Cultures can seemingly change overnight, but I think the more significant changes — those based upon heartfelt beliefs — require decades. So it is I have spent considerable time in recent years reading old books. I want to understand how we got in this mess. The human race is always in a mess, but each era has its own mess. Therefore, this mess is mine to understand and do what I can to improve.
One author I just recently discovered is G. K. Chesterton. In just two of his books, Everlasting Man and Heretics, I have already found much to admire in Chesterton’s writing ability and wit. Here is an example, the subject of this post, from the end of Chapter 2 of Heretics.
The case of the general talk of “progress” is, indeed, an extreme one. As enunciated today, “progress” is simply a comparative of which we have not settled the superlative. We meet every ideal of religion, patriotism, beauty, or brute pleasure with the alternative ideal of progress—that is to say, we meet every proposal of getting something that we know about, with an alternative proposal of getting a great deal more of nobody knows what. Progress, properly understood, has, indeed, a most dignified and legitimate meaning. But as used in opposition to precise moral ideals, it is ludicrous. So far from it being the truth that the ideal of progress is to be set against that of ethical or religious finality, the reverse is the truth. Nobody has any business to use the word “progress” unless he has a definite creed and a cast-iron code of morals. Nobody can be progressive without being doctrinal; I might almost say that nobody can be progressive without being infallible—at any rate, without believing in some infallibility. For progress by its very name indicates a direction; and the moment we are in the least doubtful about the direction, we become in the same degree doubtful about the progress. Never perhaps since the beginning of the world has there been an age that had less right to use the word “progress” than we. In the Catholic twelfth century, in the philosophic eighteenth century, the direction may have been a good or a bad one, men may have differed more or less about how far they went, and in what direction, but about the direction they did in the main agree, and consequently they had the genuine sensation of progress. But it is precisely about the direction that we disagree. Whether the future excellence lies in more law or less law, in more liberty or less liberty; whether property will be finally concentrated or finally cut up; whether sexual passion will reach its sanest in an almost virgin intellectualism or in a full animal freedom; whether we should love everybody with Tolstoy, or spare nobody with Nietzsche;—these are the things about which we are actually fighting most. It is not merely true that the age which has settled least what is progress is this “progressive” age.
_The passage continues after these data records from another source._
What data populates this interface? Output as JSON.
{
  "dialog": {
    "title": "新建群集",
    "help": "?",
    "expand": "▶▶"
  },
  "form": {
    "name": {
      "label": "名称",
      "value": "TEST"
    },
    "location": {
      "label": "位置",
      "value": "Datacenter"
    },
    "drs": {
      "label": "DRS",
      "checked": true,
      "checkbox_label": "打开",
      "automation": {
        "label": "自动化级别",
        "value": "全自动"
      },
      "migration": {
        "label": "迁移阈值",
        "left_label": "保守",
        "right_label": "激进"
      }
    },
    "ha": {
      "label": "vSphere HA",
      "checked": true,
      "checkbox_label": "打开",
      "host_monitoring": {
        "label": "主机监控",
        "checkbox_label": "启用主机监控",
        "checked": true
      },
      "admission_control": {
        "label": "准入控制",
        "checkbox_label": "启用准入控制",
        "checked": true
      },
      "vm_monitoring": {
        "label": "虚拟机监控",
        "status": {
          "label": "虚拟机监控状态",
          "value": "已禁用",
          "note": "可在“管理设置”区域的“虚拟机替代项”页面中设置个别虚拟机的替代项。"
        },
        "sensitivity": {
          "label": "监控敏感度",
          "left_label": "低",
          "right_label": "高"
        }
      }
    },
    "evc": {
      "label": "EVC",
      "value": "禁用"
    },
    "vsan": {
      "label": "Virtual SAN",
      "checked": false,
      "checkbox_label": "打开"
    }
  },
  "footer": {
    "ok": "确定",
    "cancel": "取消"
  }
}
It is, moreover, true that the people who have settled least what is progress are the most “progressive” people in it. The ordinary mass, the men who have never troubled about progress, might be trusted perhaps to progress. The particular individuals who talk about progress would certainly fly to the four winds of heaven when the pistol-shot started the race. I do not, therefore, say that the word “progress” is unmeaning; I say it is unmeaning without the previous definition of a moral doctrine, and that it can only be applied to groups of persons who hold that doctrine in common. Progress is not an illegitimate word, but it is logically evident that it is illegitimate for us. It is a sacred word, a word which could only rightly be used by rigid believers and in the ages of faith. (from here)
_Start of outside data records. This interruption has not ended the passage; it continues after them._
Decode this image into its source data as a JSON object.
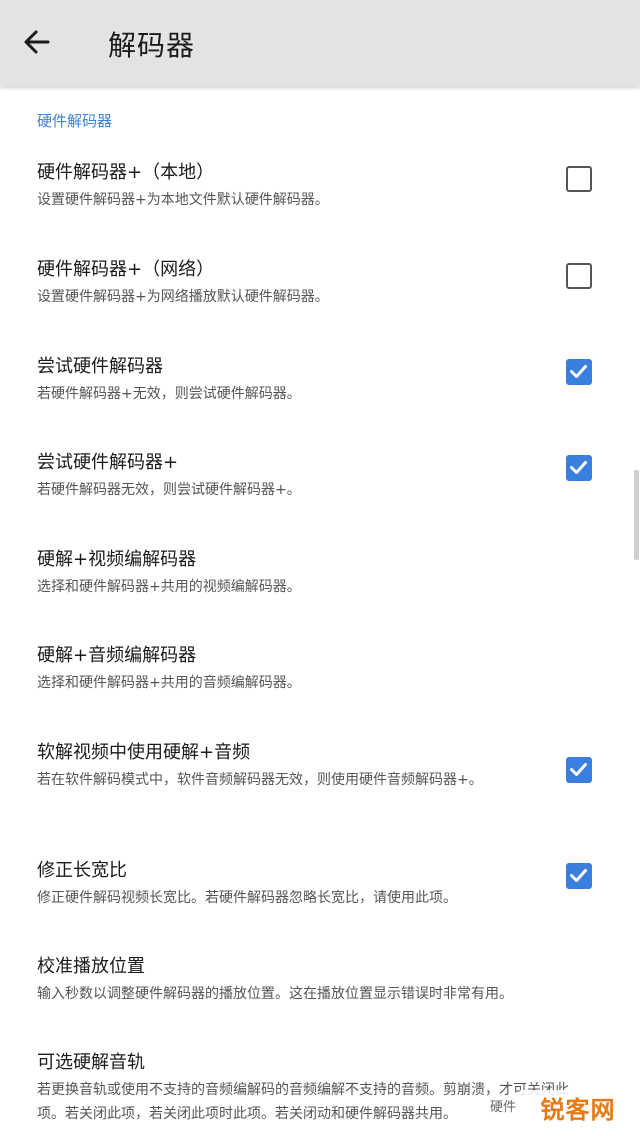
{
  "header": {
    "title": "解码器"
  },
  "section": {
    "label": "硬件解码器"
  },
  "items": [
    {
      "title": "硬件解码器+（本地）",
      "subtitle": "设置硬件解码器+为本地文件默认硬件解码器。",
      "checked": false
    },
    {
      "title": "硬件解码器+（网络）",
      "subtitle": "设置硬件解码器+为网络播放默认硬件解码器。",
      "checked": false
    },
    {
      "title": "尝试硬件解码器",
      "subtitle": "若硬件解码器+无效，则尝试硬件解码器。",
      "checked": true
    },
    {
      "title": "尝试硬件解码器+",
      "subtitle": "若硬件解码器无效，则尝试硬件解码器+。",
      "checked": true
    },
    {
      "title": "硬解+视频编解码器",
      "subtitle": "选择和硬件解码器+共用的视频编解码器。"
    },
    {
      "title": "硬解+音频编解码器",
      "subtitle": "选择和硬件解码器+共用的音频编解码器。"
    },
    {
      "title": "软解视频中使用硬解+音频",
      "subtitle": "若在软件解码模式中，软件音频解码器无效，则使用硬件音频解码器+。",
      "checked": true
    },
    {
      "title": "修正长宽比",
      "subtitle": "修正硬件解码视频长宽比。若硬件解码器忽略长宽比，请使用此项。",
      "checked": true
    },
    {
      "title": "校准播放位置",
      "subtitle": "输入秒数以调整硬件解码器的播放位置。这在播放位置显示错误时非常有用。"
    },
    {
      "title": "可选硬解音轨",
      "subtitle": "若更换音轨或使用不支持的音频编解码的音频编解不支持的音频。剪崩溃，才可关闭此项。若关闭此项，若关闭此项时此项。若关闭动和硬件解码器共用。"
    }
  ],
  "overlay": {
    "text": "硬件"
  },
  "watermark": {
    "text": "锐客网"
  },
  "colors": {
    "accent": "#3a7ee0",
    "appbar": "#e3e3e3",
    "section": "#3d82d8"
  }
}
We can find some Chesterton’s books at our local library. Otherwise, we download them for free (even good audio versions). That’s the best thing about old books that are well on their way to becoming classics.